Historically, the three worst school shootings were politically motivated, organized terrorist attacks.
Chechnyan terrorists attacked the elementary school in Beslan, Russia, on September 1, 2004, killing 333 people; over half were children.
The Taliban attacked the Army Public School in Peshawar, Pakistan, on December 16, 2014. With guns and grenades, they killed 145 people.
Al-Shabaab attack on Garissa University College in Garissa, Kenya, on April 3, 2015, killing 147 people.
Have school shootings increased?
The short answer is yes, particularly in the United States—one could say exponentially.
During the decade of the 1970s, in the United States, there were 29 school shootings, the worst being Cal-State, Fullerton, with seven dead and two injured.
During the 1980s, there were 40 school shootings.
The 1990s experienced 63 school shootings, including Columbine.
Between 2000 and 2009, another 60 school shootings occurred.
Between 2010 and December 2019, the number of school shootings in the United States reached 427.
Between January 1, 2020, and June 2022, the United States experienced 504 school shootings despite over 30 percent of schools nationwide being closed for a portion of 2020-2021 due to COVID-19.
As school shootings have drastically increased in the United States, legislatures in conservative states have made gun ownership easier.
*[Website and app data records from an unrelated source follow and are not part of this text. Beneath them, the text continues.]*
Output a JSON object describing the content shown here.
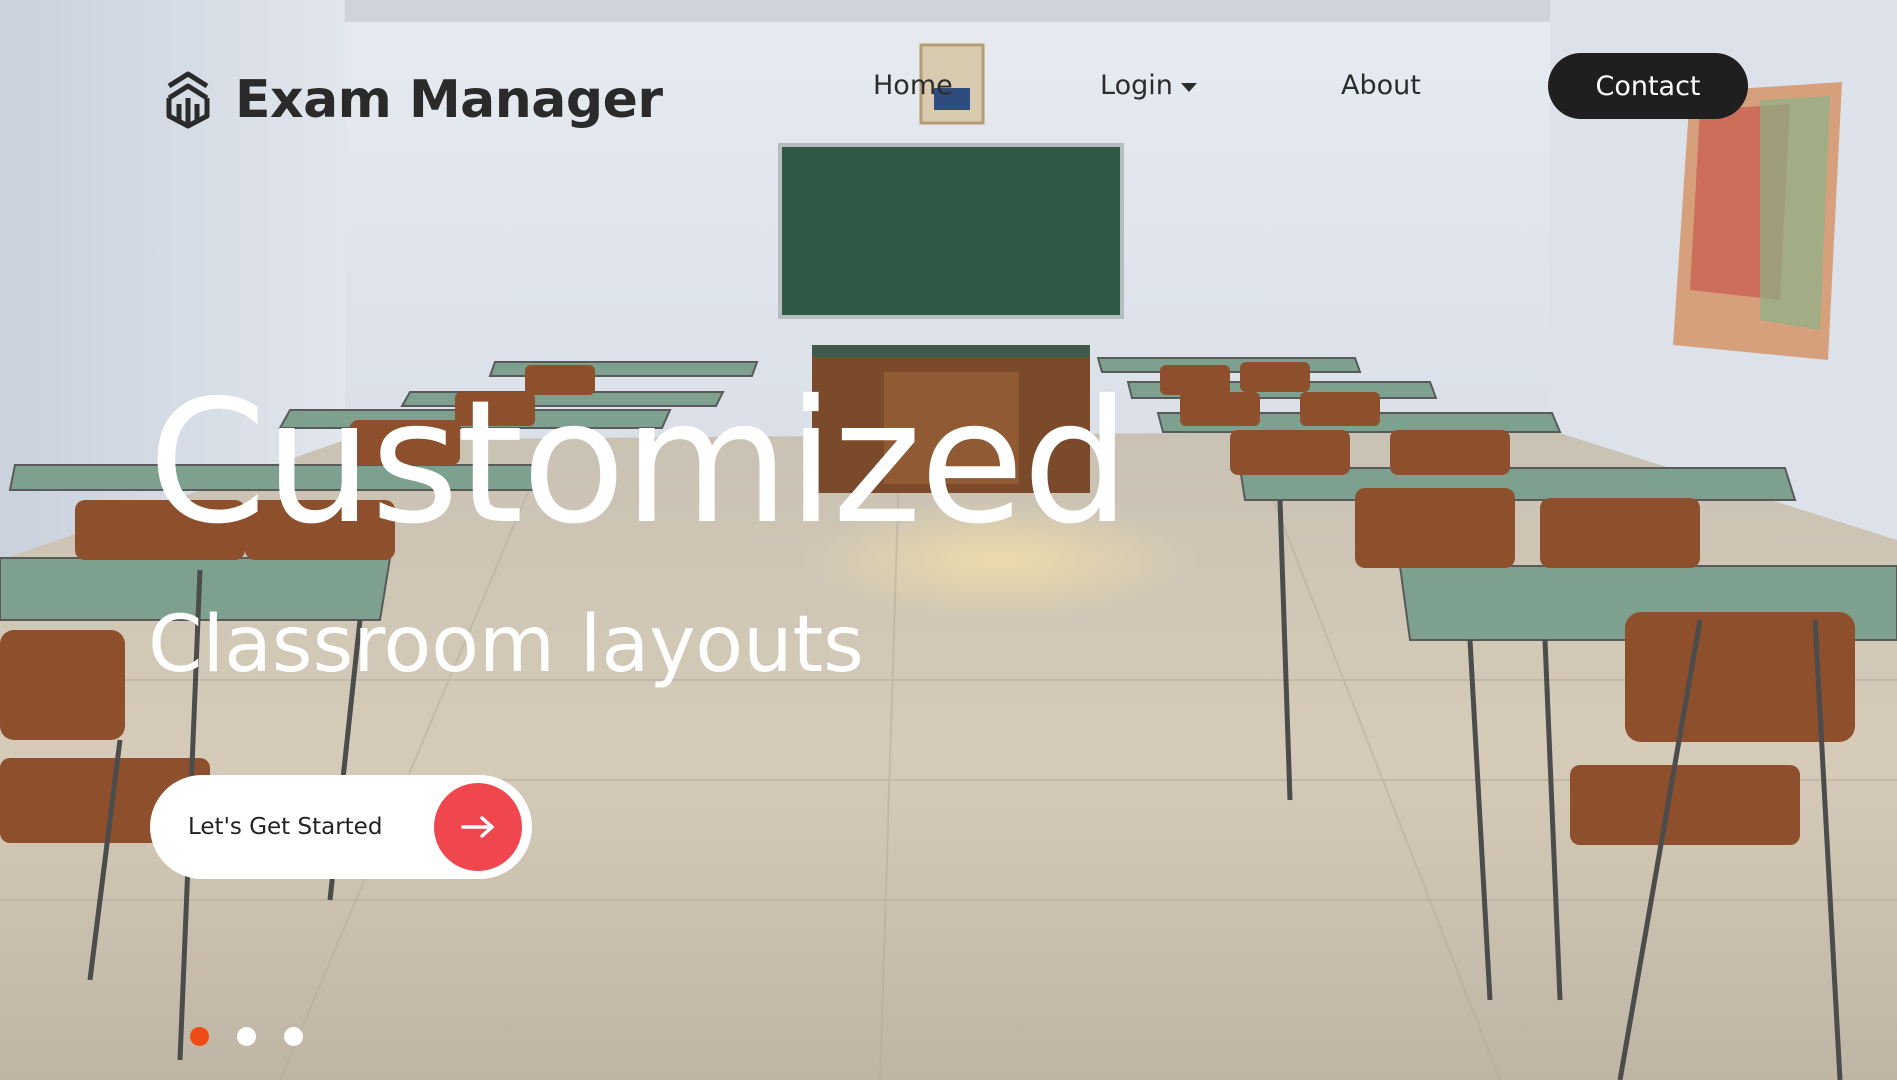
{
  "brand": {
    "name": "Exam Manager",
    "logo_icon": "cube-stack-icon"
  },
  "nav": {
    "home": "Home",
    "login": "Login",
    "about": "About",
    "contact": "Contact"
  },
  "hero": {
    "title": "Customized",
    "subtitle": "Classroom layouts",
    "cta_label": "Let's Get Started",
    "cta_icon": "arrow-right-icon"
  },
  "slider": {
    "count": 3,
    "active_index": 0
  },
  "colors": {
    "accent": "#f0474e",
    "active_dot": "#ef4b16",
    "dark": "#1f1f1f"
  }
}
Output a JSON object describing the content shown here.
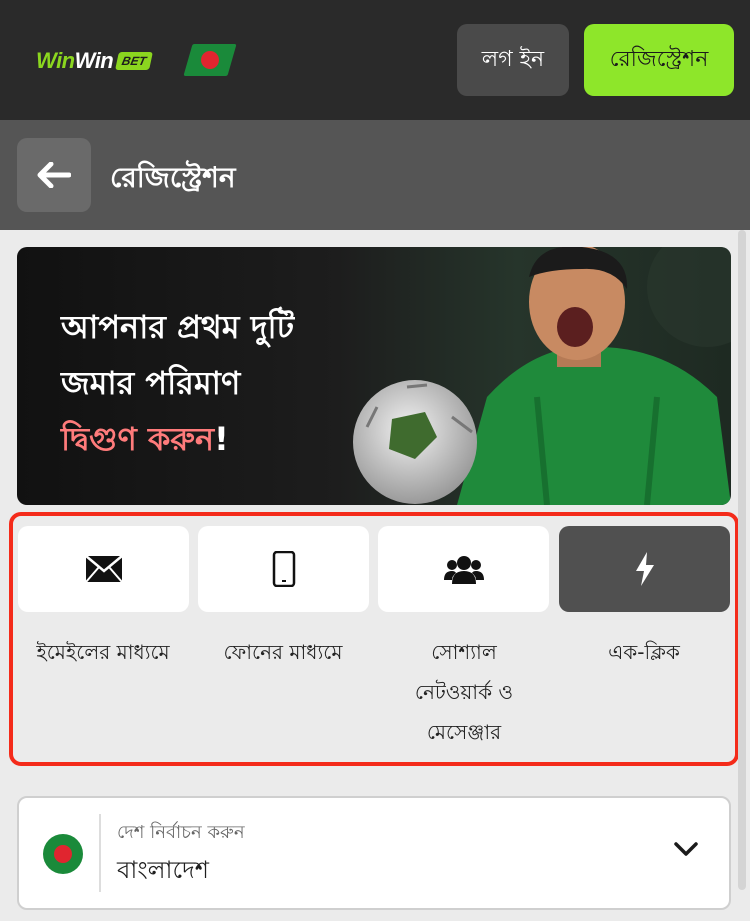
{
  "header": {
    "logo_part1": "Win",
    "logo_part2": "Win",
    "logo_badge": "BET",
    "login_label": "লগ ইন",
    "register_label": "রেজিস্ট্রেশন"
  },
  "subheader": {
    "title": "রেজিস্ট্রেশন",
    "back_icon": "arrow-left-icon"
  },
  "banner": {
    "line1": "আপনার প্রথম দুটি",
    "line2": "জমার পরিমাণ",
    "line3_highlight": "দ্বিগুণ করুন",
    "line3_suffix": "!"
  },
  "registration_methods": [
    {
      "label": "ইমেইলের মাধ্যমে",
      "icon": "envelope-icon",
      "active": false
    },
    {
      "label": "ফোনের মাধ্যমে",
      "icon": "phone-icon",
      "active": false
    },
    {
      "label_line1": "সোশ্যাল",
      "label_line2": "নেটওয়ার্ক ও",
      "label_line3": "মেসেঞ্জার",
      "icon": "users-icon",
      "active": false
    },
    {
      "label": "এক-ক্লিক",
      "icon": "lightning-icon",
      "active": true
    }
  ],
  "country_select": {
    "caption": "দেশ নির্বাচন করুন",
    "value": "বাংলাদেশ",
    "icon": "chevron-down-icon"
  },
  "colors": {
    "accent": "#8ee62a",
    "highlight_border": "#f42b1a",
    "header_bg": "#2a2a2a",
    "subheader_bg": "#555555"
  }
}
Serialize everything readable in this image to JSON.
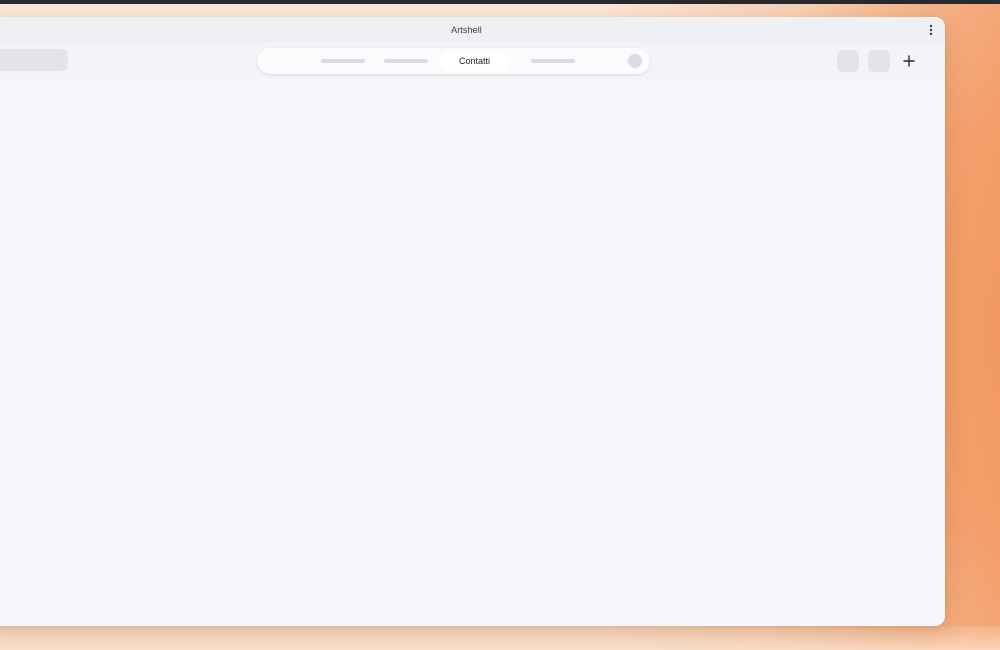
{
  "window": {
    "title": "Artshell"
  },
  "toolbar": {
    "tabs": [
      {
        "label": "",
        "state": "placeholder"
      },
      {
        "label": "",
        "state": "placeholder"
      },
      {
        "label": "Contatti",
        "state": "active"
      },
      {
        "label": "",
        "state": "placeholder"
      }
    ],
    "icons": {
      "menu": "kebab-menu-icon",
      "add": "plus-icon"
    }
  },
  "colors": {
    "accent_wallpaper": "#f4a26a",
    "window_bg": "#f5f6fa",
    "text": "#1e1e22"
  }
}
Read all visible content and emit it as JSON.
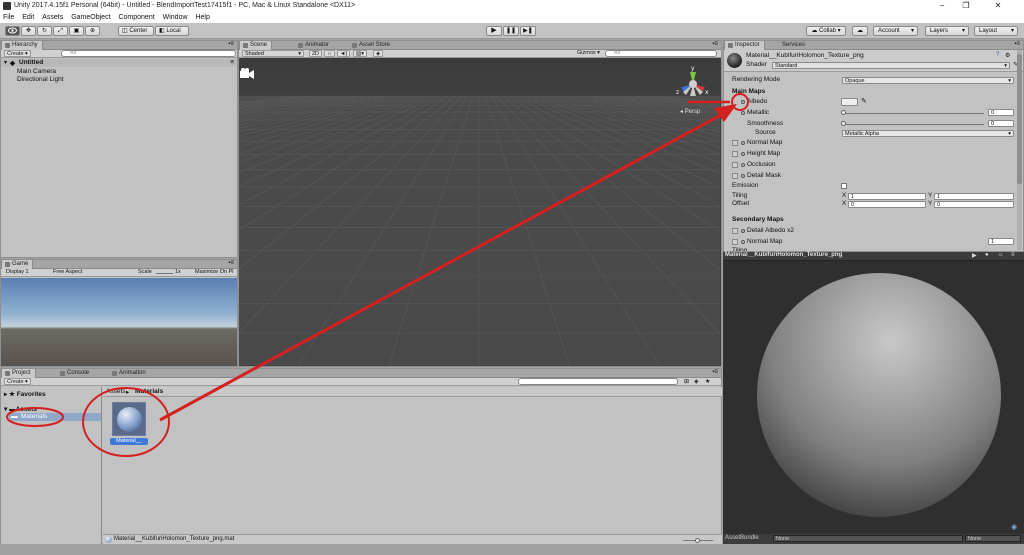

Opponents argue such laws are counter-intuitive, stating that school shootings will continue to rise as access to guns becomes easier and safeguards such as training, requiring permits, background checks, limiting magazine size and waiting periods fall by the wayside. Most guns used in crime within the US and Mexico originate in American states with lax gun laws. They're bought "legally" and smuggled into other states with strict gun laws or into the nation of Mexico, where they are harder to come by.
The United States continues to lead the world in school shootings, gun ownership, and gun deaths.
America's affinity for guns is the number one question/concern people raise with me overseas. For more information, see this excerpt from the March 3, 2023, episode of The Problem with Jon Stewart. The segment highlights the political issues applying to gun ownership in the US, the circular logic of lawmakers, and why Americans get so loopy about their guns.
Thanks for sharing your time with me, and I hope you found this issue informative. Please share, like, and I love comments if you have the time. The next issue of LEEP Happenings will either cover events in May 2023 or Funky Fundraisers. It depends on which issue I finish first. Until next time!